Per- and polyfluoroalkyl substances and blood pressure in pre-diabetic adults-cross-sectional and longitudinal analyses of the diabetes prevention program outcomes study
By Pi-I D Lin, Andres Cardenas, Russ Hauser, Diane R Gold, Ken P Kleinman, Marie-France Hivert, Antonia M Calafat, Thomas F Webster, Edward S Horton, and Emily Oken
March 16, 2020

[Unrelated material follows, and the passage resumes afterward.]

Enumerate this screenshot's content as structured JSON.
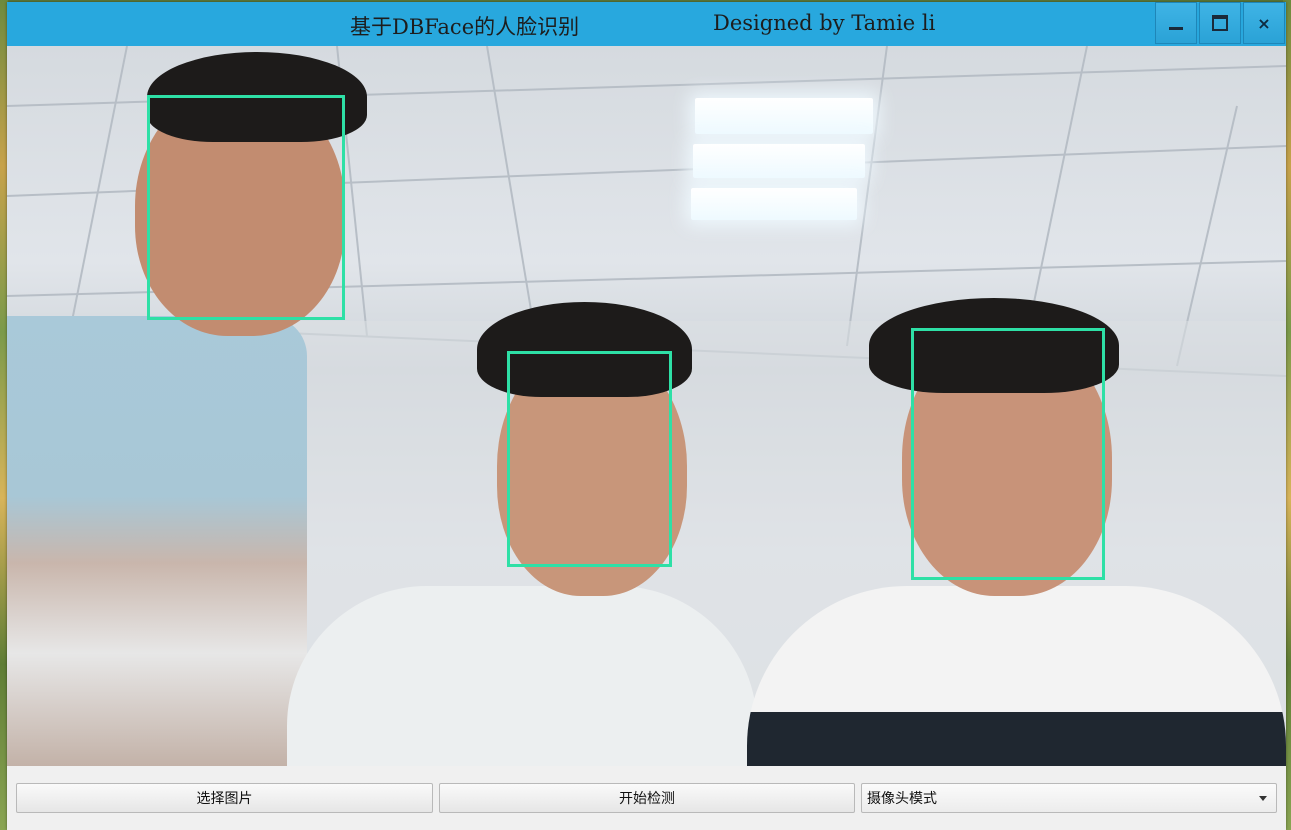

The relationship of plasma concentration of per- and polyfluoroalkyl substances (PFAS) with blood pressure (BP) is uncertain. This study examined cross-sectional and prospective associations of PFAS with BP and hypertension. We quantified plasma PFAS concentrations from 957 participants enrolled in the lifestyle and placebo arms of the Diabetes Prevention Program (DPP), a randomized controlled trial with approximately 15 years of follow-up. We used multivariable linear and logistic regressions to test cross-sectional associations of six PFAS, including perfluorooctanesulfonic acid (PFOS), perfluorooctanoic acid (PFOA), perfluorohexane sulfonic acid (PFHxS), N-ethyl-perfluorooctane sulfonamido acetic acid (EtFOSAA), N-methyl-perfluorooctane sulfonamido acetic acid (MeFOSAA), and perfluorononanoic acid (PFNA), with BP and hypertension prevalence, respectively, at baseline. We used generalized linear mixed models to estimate longitudinal associations between baseline PFAS and the rate of BP changes, and Cox-Proportional hazard models to estimate risk of developing hypertension relative to baseline PFAS. Models were adjusted for baseline age, sex, race/ethnicity, treatment arm, educational attainment, income, marital status, smoking habit, alcohol drinking, and diet. We tested for effect modification by the treatment arm and sex, and accounted for multiple comparisons using the False-Discovery Rate (FDR). PFAS concentrations and hypertension prevalence within the study population (65.3% female, 57.7% White, 65.3% aged 40-59 years) were comparable to the general U.S. population. Cross-sectionally, we found small but statistically significant associations of baseline plasma concentrations of PFOA with systolic BP (β per doubling: 1.49 mmHg, 95% CI: 0.29, 2.70); and MeFOSAA with hypertension (RR = 1.09 per doubling, 95% CI: 1.01, 1.19). Estimates were not statistically significant after FDR adjustment. Longitudinally, we observed null associations in the placebo arm, but some inverse associations of baseline PFOS and MeFOSAA with systolic BP in the lifestyle arm, perhaps due to regression toward the mean. Baseline PFAS concentrations also were not prospectively associated with hypertension risk. Overall, there were modest and mostly null associations of plasma PFAS concentrations with BP and hypertension.